**Your task**
From the listing below, copy every line with the word "localhost".

**** Data supplied

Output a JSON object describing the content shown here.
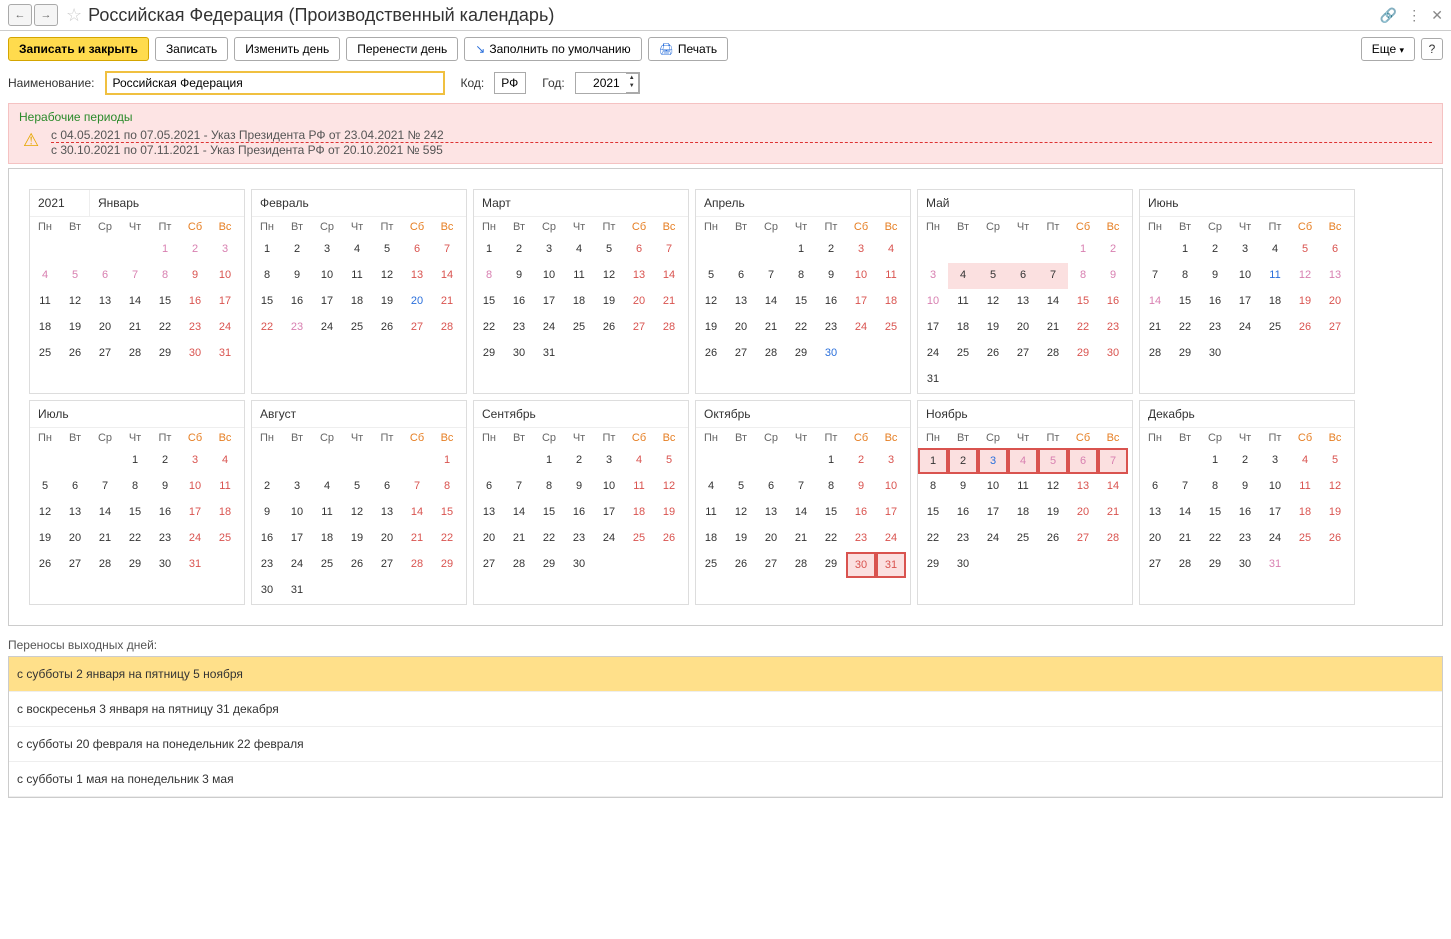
{
  "title": "Российская Федерация (Производственный календарь)",
  "toolbar": {
    "save_close": "Записать и закрыть",
    "save": "Записать",
    "change_day": "Изменить день",
    "move_day": "Перенести день",
    "fill_default": "Заполнить по умолчанию",
    "print": "Печать",
    "more": "Еще"
  },
  "fields": {
    "name_label": "Наименование:",
    "name_value": "Российская Федерация",
    "code_label": "Код:",
    "code_value": "РФ",
    "year_label": "Год:",
    "year_value": "2021"
  },
  "warning": {
    "heading": "Нерабочие периоды",
    "line1": "с 04.05.2021 по 07.05.2021 - Указ Президента РФ от 23.04.2021 № 242",
    "line2": "с 30.10.2021 по 07.11.2021 - Указ Президента РФ от 20.10.2021 № 595"
  },
  "year_display": "2021",
  "dow": [
    "Пн",
    "Вт",
    "Ср",
    "Чт",
    "Пт",
    "Сб",
    "Вс"
  ],
  "months": [
    {
      "name": "Январь",
      "start": 4,
      "days": 31,
      "hol": [
        1,
        2,
        3,
        4,
        5,
        6,
        7,
        8
      ],
      "wknd": [
        9,
        10,
        16,
        17,
        23,
        24,
        30,
        31
      ],
      "spec": []
    },
    {
      "name": "Февраль",
      "start": 0,
      "days": 28,
      "hol": [
        23
      ],
      "wknd": [
        6,
        7,
        13,
        14,
        20,
        21,
        22,
        27,
        28
      ],
      "spec": [
        20
      ]
    },
    {
      "name": "Март",
      "start": 0,
      "days": 31,
      "hol": [
        8
      ],
      "wknd": [
        6,
        7,
        13,
        14,
        20,
        21,
        27,
        28
      ],
      "spec": []
    },
    {
      "name": "Апрель",
      "start": 3,
      "days": 30,
      "hol": [],
      "wknd": [
        3,
        4,
        10,
        11,
        17,
        18,
        24,
        25
      ],
      "spec": [
        30
      ]
    },
    {
      "name": "Май",
      "start": 5,
      "days": 31,
      "hol": [
        1,
        2,
        3,
        8,
        9,
        10
      ],
      "wknd": [
        15,
        16,
        22,
        23,
        29,
        30
      ],
      "spec": [],
      "nw": [
        4,
        5,
        6,
        7
      ]
    },
    {
      "name": "Июнь",
      "start": 1,
      "days": 30,
      "hol": [
        12,
        13,
        14
      ],
      "wknd": [
        5,
        6,
        19,
        20,
        26,
        27
      ],
      "spec": [
        11
      ]
    },
    {
      "name": "Июль",
      "start": 3,
      "days": 31,
      "hol": [],
      "wknd": [
        3,
        4,
        10,
        11,
        17,
        18,
        24,
        25,
        31
      ],
      "spec": []
    },
    {
      "name": "Август",
      "start": 6,
      "days": 31,
      "hol": [],
      "wknd": [
        1,
        7,
        8,
        14,
        15,
        21,
        22,
        28,
        29
      ],
      "spec": []
    },
    {
      "name": "Сентябрь",
      "start": 2,
      "days": 30,
      "hol": [],
      "wknd": [
        4,
        5,
        11,
        12,
        18,
        19,
        25,
        26
      ],
      "spec": []
    },
    {
      "name": "Октябрь",
      "start": 4,
      "days": 31,
      "hol": [],
      "wknd": [
        2,
        3,
        9,
        10,
        16,
        17,
        23,
        24
      ],
      "spec": [],
      "nwbox": [
        30,
        31
      ]
    },
    {
      "name": "Ноябрь",
      "start": 0,
      "days": 30,
      "hol": [
        4,
        5,
        6,
        7
      ],
      "wknd": [
        13,
        14,
        20,
        21,
        27,
        28
      ],
      "spec": [
        3
      ],
      "nwbox": [
        1,
        2,
        3,
        4,
        5,
        6,
        7
      ]
    },
    {
      "name": "Декабрь",
      "start": 2,
      "days": 31,
      "hol": [
        31
      ],
      "wknd": [
        4,
        5,
        11,
        12,
        18,
        19,
        25,
        26
      ],
      "spec": []
    }
  ],
  "transfers": {
    "heading": "Переносы выходных дней:",
    "rows": [
      "с субботы 2 января на пятницу 5 ноября",
      "с воскресенья 3 января на пятницу 31 декабря",
      "с субботы 20 февраля на понедельник 22 февраля",
      "с субботы 1 мая на понедельник 3 мая"
    ]
  }
}
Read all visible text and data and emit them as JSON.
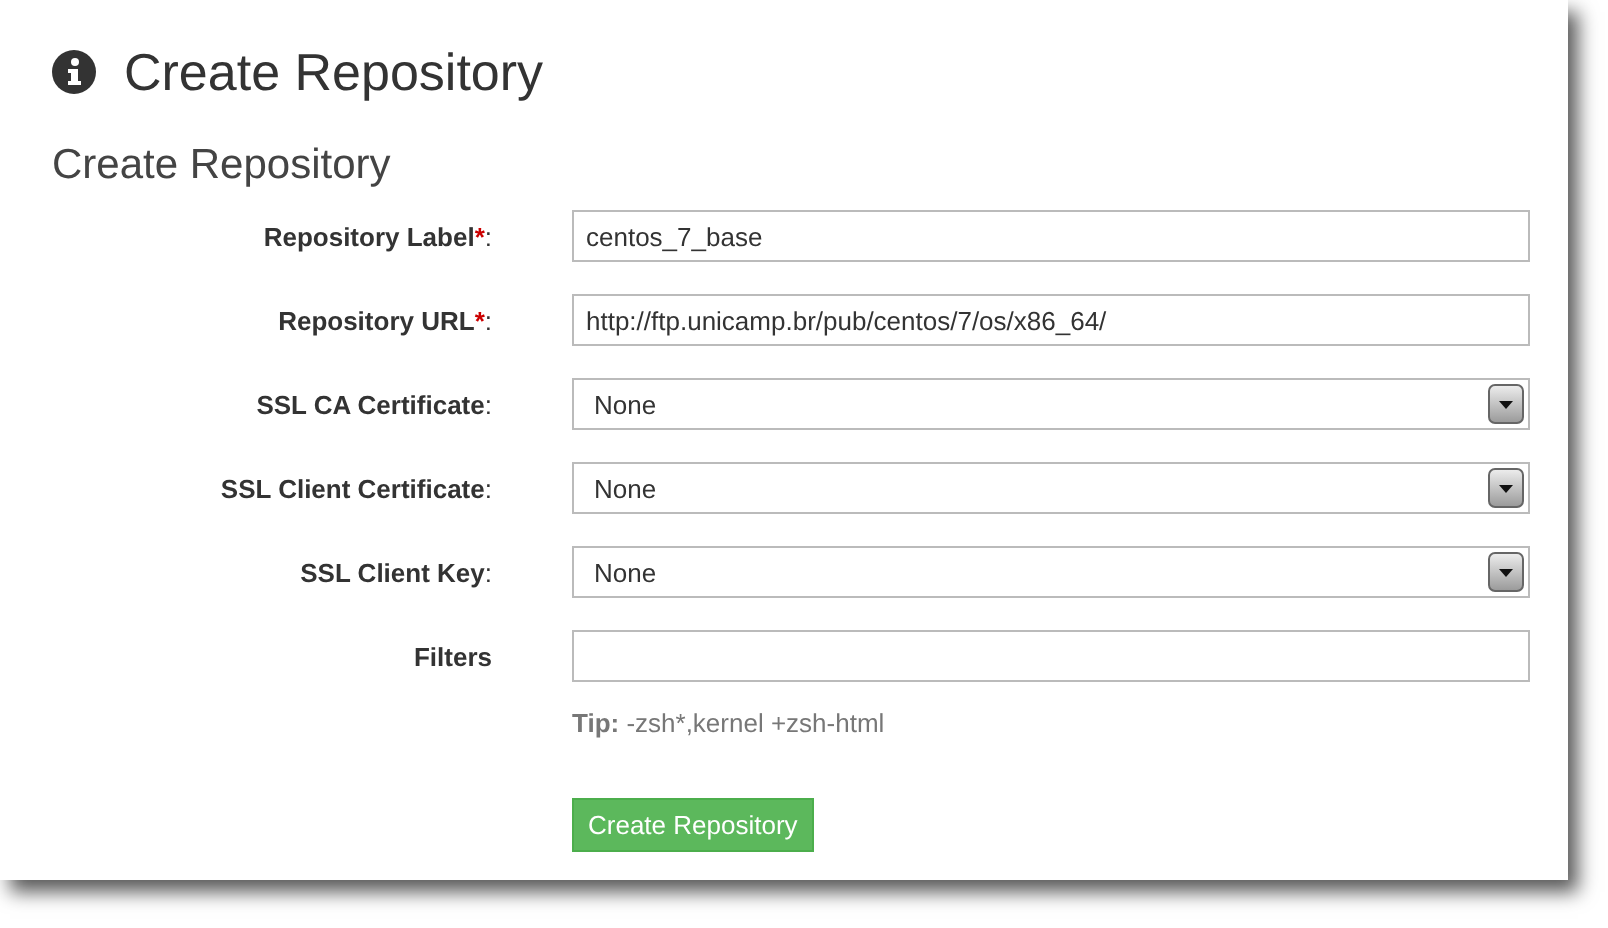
{
  "page": {
    "title": "Create Repository"
  },
  "form": {
    "title": "Create Repository",
    "fields": [
      {
        "kind": "text",
        "label": "Repository Label",
        "required_mark": "*",
        "suffix": ":",
        "value": "centos_7_base"
      },
      {
        "kind": "text",
        "label": "Repository URL",
        "required_mark": "*",
        "suffix": ":",
        "value": "http://ftp.unicamp.br/pub/centos/7/os/x86_64/"
      },
      {
        "kind": "select",
        "label": "SSL CA Certificate",
        "suffix": ":",
        "value": "None"
      },
      {
        "kind": "select",
        "label": "SSL Client Certificate",
        "suffix": ":",
        "value": "None"
      },
      {
        "kind": "select",
        "label": "SSL Client Key",
        "suffix": ":",
        "value": "None"
      },
      {
        "kind": "text",
        "label": "Filters"
      }
    ],
    "tip": "**Tip:** -zsh*,kernel +zsh-html",
    "submit": "Create Repository"
  }
}
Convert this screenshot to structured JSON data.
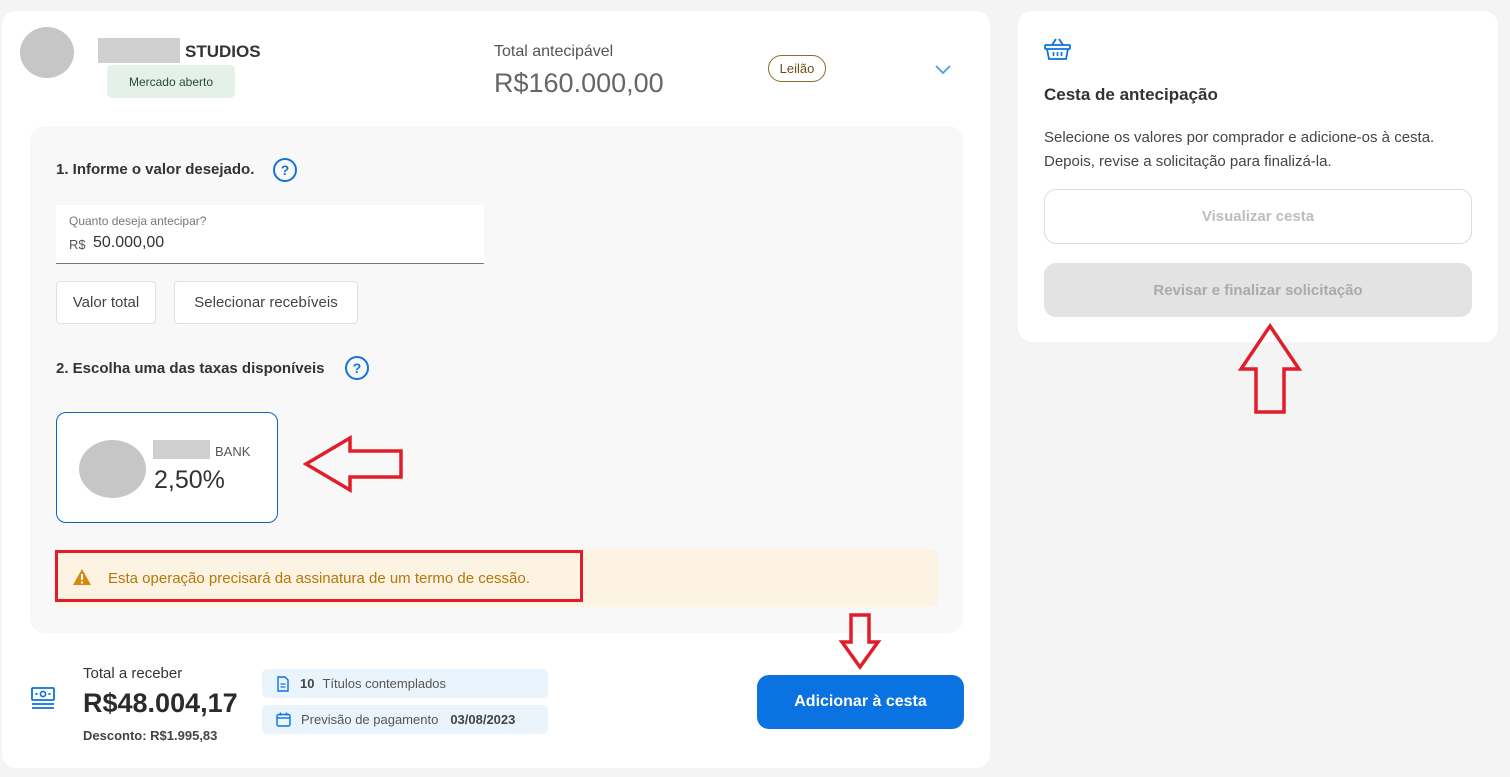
{
  "company": {
    "name_suffix": "STUDIOS",
    "market_badge": "Mercado aberto"
  },
  "summary": {
    "total_label": "Total antecipável",
    "total_value": "R$160.000,00",
    "auction_badge": "Leilão"
  },
  "step1": {
    "title": "1. Informe o valor desejado.",
    "help_symbol": "?",
    "input_label": "Quanto deseja antecipar?",
    "currency_prefix": "R$",
    "input_value": "50.000,00",
    "option_total": "Valor total",
    "option_select": "Selecionar recebíveis"
  },
  "step2": {
    "title": "2. Escolha uma das taxas disponíveis",
    "help_symbol": "?",
    "bank_suffix": "BANK",
    "rate": "2,50%"
  },
  "warning": {
    "text": "Esta operação precisará da assinatura de um termo de cessão."
  },
  "footer": {
    "receive_label": "Total a receber",
    "receive_value": "R$48.004,17",
    "discount": "Desconto: R$1.995,83",
    "titles_count": "10",
    "titles_label": "Títulos contemplados",
    "payment_label": "Previsão de pagamento",
    "payment_date": "03/08/2023",
    "add_button": "Adicionar à cesta"
  },
  "basket": {
    "title": "Cesta de antecipação",
    "desc_line1": "Selecione os valores por comprador e adicione-os à cesta.",
    "desc_line2": "Depois, revise a solicitação para finalizá-la.",
    "view_button": "Visualizar cesta",
    "finalize_button": "Revisar e finalizar solicitação"
  },
  "colors": {
    "primary": "#0a72e1",
    "annotation_red": "#e11d2a",
    "warning_text": "#b57708",
    "warning_bg": "#fdf3e3",
    "market_badge_bg": "#e4f1e8"
  }
}
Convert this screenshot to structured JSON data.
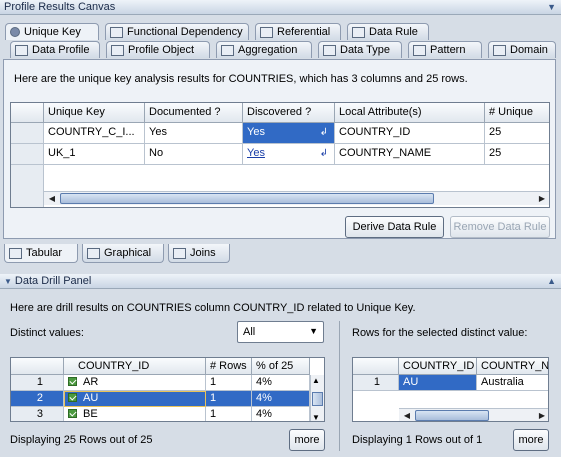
{
  "canvas_title": "Profile Results Canvas",
  "tabs_row1": [
    "Unique Key",
    "Functional Dependency",
    "Referential",
    "Data Rule"
  ],
  "tabs_row2": [
    "Data Profile",
    "Profile Object",
    "Aggregation",
    "Data Type",
    "Pattern",
    "Domain"
  ],
  "summary": "Here are the unique key analysis results for COUNTRIES, which has 3 columns and 25 rows.",
  "uk_table": {
    "headers": [
      "Unique Key",
      "Documented ?",
      "Discovered ?",
      "Local Attribute(s)",
      "# Unique"
    ],
    "rows": [
      [
        "COUNTRY_C_I...",
        "Yes",
        "Yes",
        "COUNTRY_ID",
        "25"
      ],
      [
        "UK_1",
        "No",
        "Yes",
        "COUNTRY_NAME",
        "25"
      ]
    ]
  },
  "buttons": {
    "derive": "Derive Data Rule",
    "remove": "Remove Data Rule",
    "more": "more"
  },
  "bottom_tabs": [
    "Tabular",
    "Graphical",
    "Joins"
  ],
  "drill_title": "Data Drill Panel",
  "drill_desc": "Here are drill results on COUNTRIES column COUNTRY_ID related to Unique Key.",
  "distinct_label": "Distinct values:",
  "distinct_select": "All",
  "rows_label": "Rows for the selected distinct value:",
  "dv_table": {
    "headers": [
      "COUNTRY_ID",
      "# Rows",
      "% of 25"
    ],
    "rows": [
      [
        "1",
        "AR",
        "1",
        "4%"
      ],
      [
        "2",
        "AU",
        "1",
        "4%"
      ],
      [
        "3",
        "BE",
        "1",
        "4%"
      ]
    ]
  },
  "rv_table": {
    "headers": [
      "COUNTRY_ID",
      "COUNTRY_N..."
    ],
    "rows": [
      [
        "1",
        "AU",
        "Australia"
      ]
    ]
  },
  "display_left": "Displaying 25 Rows out of 25",
  "display_right": "Displaying 1 Rows out of 1"
}
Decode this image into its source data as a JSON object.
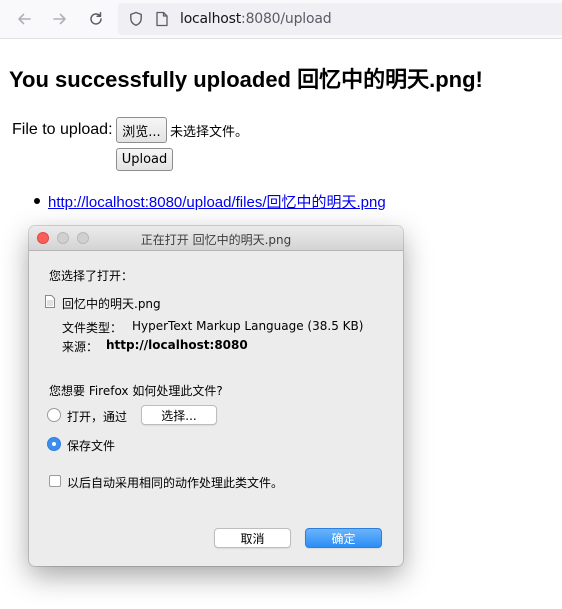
{
  "browser": {
    "url_host": "localhost",
    "url_rest": ":8080/upload"
  },
  "page": {
    "heading": "You successfully uploaded 回忆中的明天.png!",
    "upload_label": "File to upload:",
    "browse_button": "浏览...",
    "no_file_text": "未选择文件。",
    "upload_button": "Upload",
    "file_link": "http://localhost:8080/upload/files/回忆中的明天.png"
  },
  "dialog": {
    "title": "正在打开 回忆中的明天.png",
    "intro": "您选择了打开：",
    "file_name": "回忆中的明天.png",
    "type_label": "文件类型：",
    "type_value": "HyperText Markup Language (38.5 KB)",
    "source_label": "来源：",
    "source_value": "http://localhost:8080",
    "question": "您想要 Firefox 如何处理此文件?",
    "option_open": "打开，通过",
    "choose_button": "选择...",
    "option_save": "保存文件",
    "selected_option": "save",
    "auto_checkbox": "以后自动采用相同的动作处理此类文件。",
    "cancel_button": "取消",
    "ok_button": "确定"
  },
  "colors": {
    "link": "#0000ee",
    "accent": "#2a8ef6"
  }
}
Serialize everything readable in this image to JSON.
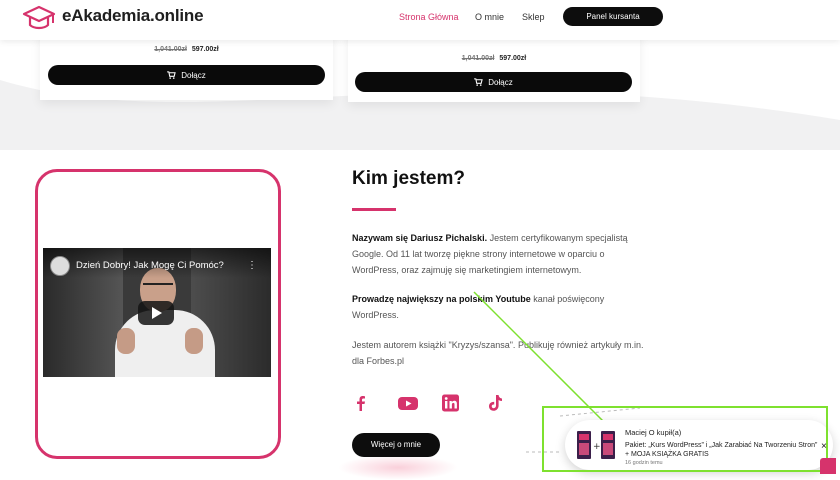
{
  "header": {
    "logo_text": "eAkademia.online",
    "nav": [
      {
        "label": "Strona Główna",
        "active": true
      },
      {
        "label": "O mnie",
        "active": false
      },
      {
        "label": "Sklep",
        "active": false
      }
    ],
    "panel_button": "Panel kursanta"
  },
  "products": [
    {
      "old_price": "1,041.00zł",
      "price": "597.00zł",
      "button": "Dołącz"
    },
    {
      "old_price": "1,041.00zł",
      "price": "597.00zł",
      "button": "Dołącz"
    }
  ],
  "video": {
    "title": "Dzień Dobry! Jak Mogę Ci Pomóc?",
    "menu_icon": "⋮"
  },
  "about": {
    "title": "Kim jestem?",
    "p1_bold": "Nazywam się Dariusz Pichalski.",
    "p1_text": " Jestem certyfikowanym specjalistą Google. Od 11 lat tworzę piękne strony internetowe w oparciu o WordPress, oraz zajmuję się marketingiem internetowym.",
    "p2_bold": "Prowadzę największy na polskim Youtube",
    "p2_text": " kanał poświęcony WordPress.",
    "p3_text": "Jestem autorem książki \"Kryzys/szansa\". Publikuję również artykuły m.in. dla Forbes.pl",
    "more_button": "Więcej o mnie",
    "social": [
      "facebook-icon",
      "youtube-icon",
      "linkedin-icon",
      "tiktok-icon"
    ]
  },
  "notification": {
    "buyer": "Maciej O kupił(a)",
    "description": "Pakiet: „Kurs WordPress” i „Jak Zarabiać Na Tworzeniu Stron” + MOJA KSIĄŻKA GRATIS",
    "time": "16 godzin temu",
    "close": "×"
  },
  "colors": {
    "accent": "#d6336c",
    "annotation": "#7ee12f"
  }
}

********

**Finished task**
    "url_host": "localhost",
    "file_link": "http://localhost:8080/upload/files/回忆中的明天.png"
    "source_value": "http://localhost:8080",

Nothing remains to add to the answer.